━━ Records provided ━━

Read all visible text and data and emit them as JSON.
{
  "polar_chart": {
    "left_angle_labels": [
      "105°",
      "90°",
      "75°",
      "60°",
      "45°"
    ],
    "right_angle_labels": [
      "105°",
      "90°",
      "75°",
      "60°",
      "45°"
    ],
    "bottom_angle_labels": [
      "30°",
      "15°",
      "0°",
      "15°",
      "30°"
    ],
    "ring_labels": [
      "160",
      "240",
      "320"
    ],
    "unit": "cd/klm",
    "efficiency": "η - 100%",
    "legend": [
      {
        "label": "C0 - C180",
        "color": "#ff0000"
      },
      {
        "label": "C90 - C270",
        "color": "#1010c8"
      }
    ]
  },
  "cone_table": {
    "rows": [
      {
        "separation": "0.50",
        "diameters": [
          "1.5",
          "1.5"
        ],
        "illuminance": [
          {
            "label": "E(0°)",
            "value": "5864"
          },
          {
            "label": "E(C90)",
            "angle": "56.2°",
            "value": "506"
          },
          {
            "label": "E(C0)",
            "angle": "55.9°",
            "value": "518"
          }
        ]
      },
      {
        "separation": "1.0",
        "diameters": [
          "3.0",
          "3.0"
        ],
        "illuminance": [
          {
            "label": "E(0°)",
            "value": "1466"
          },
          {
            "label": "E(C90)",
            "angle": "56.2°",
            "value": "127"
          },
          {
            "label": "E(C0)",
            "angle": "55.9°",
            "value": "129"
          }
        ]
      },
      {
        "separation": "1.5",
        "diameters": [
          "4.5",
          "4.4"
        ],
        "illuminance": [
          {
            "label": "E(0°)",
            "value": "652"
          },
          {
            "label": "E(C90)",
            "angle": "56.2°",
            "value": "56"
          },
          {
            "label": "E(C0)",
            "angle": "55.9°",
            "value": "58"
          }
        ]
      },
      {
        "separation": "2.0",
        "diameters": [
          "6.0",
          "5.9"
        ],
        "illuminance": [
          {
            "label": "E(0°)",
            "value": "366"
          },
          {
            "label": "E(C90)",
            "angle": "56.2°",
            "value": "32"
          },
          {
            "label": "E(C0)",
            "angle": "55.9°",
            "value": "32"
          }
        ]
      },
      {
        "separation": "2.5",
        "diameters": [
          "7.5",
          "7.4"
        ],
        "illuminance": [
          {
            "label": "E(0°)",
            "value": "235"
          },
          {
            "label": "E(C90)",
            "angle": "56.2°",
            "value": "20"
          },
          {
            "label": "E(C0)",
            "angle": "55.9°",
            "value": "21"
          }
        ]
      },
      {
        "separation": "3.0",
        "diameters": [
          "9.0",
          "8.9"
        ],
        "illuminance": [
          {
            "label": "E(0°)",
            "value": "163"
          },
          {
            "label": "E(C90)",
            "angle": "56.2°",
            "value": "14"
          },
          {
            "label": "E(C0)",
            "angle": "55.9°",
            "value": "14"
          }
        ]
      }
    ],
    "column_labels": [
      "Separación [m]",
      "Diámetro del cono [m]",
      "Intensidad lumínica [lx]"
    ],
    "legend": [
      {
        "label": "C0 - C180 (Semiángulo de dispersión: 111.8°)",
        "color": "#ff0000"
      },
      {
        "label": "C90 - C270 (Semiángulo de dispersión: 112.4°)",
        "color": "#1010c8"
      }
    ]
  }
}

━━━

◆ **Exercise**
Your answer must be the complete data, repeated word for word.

◆ **Written answer**
Read all visible text and data and emit them as JSON.
{
  "polar_chart": {
    "left_angle_labels": [
      "105°",
      "90°",
      "75°",
      "60°",
      "45°"
    ],
    "right_angle_labels": [
      "105°",
      "90°",
      "75°",
      "60°",
      "45°"
    ],
    "bottom_angle_labels": [
      "30°",
      "15°",
      "0°",
      "15°",
      "30°"
    ],
    "ring_labels": [
      "160",
      "240",
      "320"
    ],
    "unit": "cd/klm",
    "efficiency": "η - 100%",
    "legend": [
      {
        "label": "C0 - C180",
        "color": "#ff0000"
      },
      {
        "label": "C90 - C270",
        "color": "#1010c8"
      }
    ]
  },
  "cone_table": {
    "rows": [
      {
        "separation": "0.50",
        "diameters": [
          "1.5",
          "1.5"
        ],
        "illuminance": [
          {
            "label": "E(0°)",
            "value": "5864"
          },
          {
            "label": "E(C90)",
            "angle": "56.2°",
            "value": "506"
          },
          {
            "label": "E(C0)",
            "angle": "55.9°",
            "value": "518"
          }
        ]
      },
      {
        "separation": "1.0",
        "diameters": [
          "3.0",
          "3.0"
        ],
        "illuminance": [
          {
            "label": "E(0°)",
            "value": "1466"
          },
          {
            "label": "E(C90)",
            "angle": "56.2°",
            "value": "127"
          },
          {
            "label": "E(C0)",
            "angle": "55.9°",
            "value": "129"
          }
        ]
      },
      {
        "separation": "1.5",
        "diameters": [
          "4.5",
          "4.4"
        ],
        "illuminance": [
          {
            "label": "E(0°)",
            "value": "652"
          },
          {
            "label": "E(C90)",
            "angle": "56.2°",
            "value": "56"
          },
          {
            "label": "E(C0)",
            "angle": "55.9°",
            "value": "58"
          }
        ]
      },
      {
        "separation": "2.0",
        "diameters": [
          "6.0",
          "5.9"
        ],
        "illuminance": [
          {
            "label": "E(0°)",
            "value": "366"
          },
          {
            "label": "E(C90)",
            "angle": "56.2°",
            "value": "32"
          },
          {
            "label": "E(C0)",
            "angle": "55.9°",
            "value": "32"
          }
        ]
      },
      {
        "separation": "2.5",
        "diameters": [
          "7.5",
          "7.4"
        ],
        "illuminance": [
          {
            "label": "E(0°)",
            "value": "235"
          },
          {
            "label": "E(C90)",
            "angle": "56.2°",
            "value": "20"
          },
          {
            "label": "E(C0)",
            "angle": "55.9°",
            "value": "21"
          }
        ]
      },
      {
        "separation": "3.0",
        "diameters": [
          "9.0",
          "8.9"
        ],
        "illuminance": [
          {
            "label": "E(0°)",
            "value": "163"
          },
          {
            "label": "E(C90)",
            "angle": "56.2°",
            "value": "14"
          },
          {
            "label": "E(C0)",
            "angle": "55.9°",
            "value": "14"
          }
        ]
      }
    ],
    "column_labels": [
      "Separación [m]",
      "Diámetro del cono [m]",
      "Intensidad lumínica [lx]"
    ],
    "legend": [
      {
        "label": "C0 - C180 (Semiángulo de dispersión: 111.8°)",
        "color": "#ff0000"
      },
      {
        "label": "C90 - C270 (Semiángulo de dispersión: 112.4°)",
        "color": "#1010c8"
      }
    ]
  }
}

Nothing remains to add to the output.